Yes, Rebecca, Max and I all had plenty of leftover turkey soup at the end of the day. I still have a couple quarts in the freezer. Moving on, we played around with another typical Thanksgiving leftover: green beans. I love green beans sauteed with garlic, perfectly seasoned and crisp-tender. But I don’t love them as much the next day. They’re never be crisp-tender again, more like sodden-wrinkly, and this just makes your leftover meal look a little sad. So we mashed them up in a food processor along with basil, walnuts, olive oil and a bit of fresh garlic. Presto! Green bean pesto it became. We spread this on slices of bread to make sandwiches with the leftover white turkey meat (and more roasted red peppers).
the finished leftover cranberry sauce and rosemary crumble
After gorging on these for a while, we went back to the cutting board to mince up some leftover rosemary. I don’t know about you, but I always have leftover herbs after Thanksgiving, and rosemary’s a pretty common one. Fresh herbs tend to go bad quickly, so it’s a good reason to sneak them into foods you might not normally think to. Like dessert. With a tub of leftover cranberry sauce, we made a simple fruit crumble with a buttery oat and rosemary-flecked crust. The recipe for this was really as easy as it looks on the video: equal parts flour and rolled oats, some brown sugar, rosemary and butter for the crust. Fold it together, and spread half the mixture in the bottom of a casserole. Spread an even layer of the leftover cranberry sauce (as long as it’s a jellylike consistency — cook yours down or thin it out with water if need be), and top the two layers with a sprinkling of the remaining crust crumbles. After that happenstance union, I’d have to say that cranberry and rosemary might be my latest favorite flavor combination.

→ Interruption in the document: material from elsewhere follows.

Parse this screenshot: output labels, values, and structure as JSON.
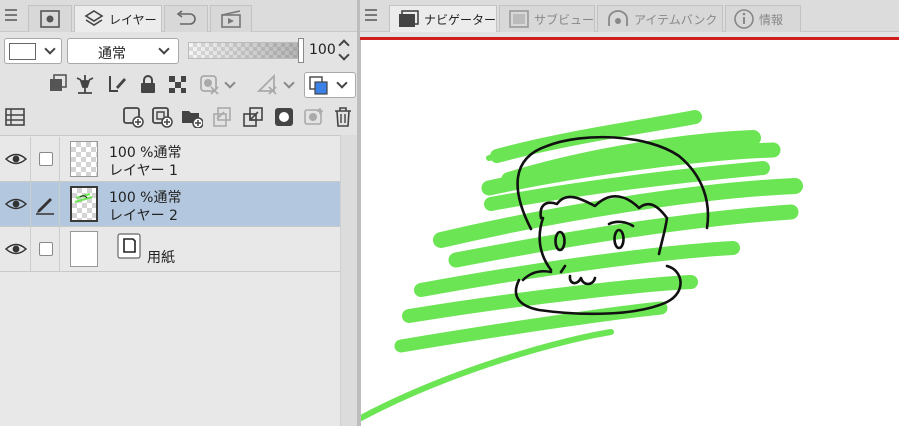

So whatever you’re making for Thanksgiving, know that your lazy Friday meal can still be unique. What about a turkey pot pie, with chopped turkey meat, leftover veggies and gravy for a quick sauce inside pastry? Or soup that’s not spiced Eastern European-style? Leftover Brussels sprouts pesto? Hey, I’m not too sure about that one, but let me know how it tastes if you give that a try.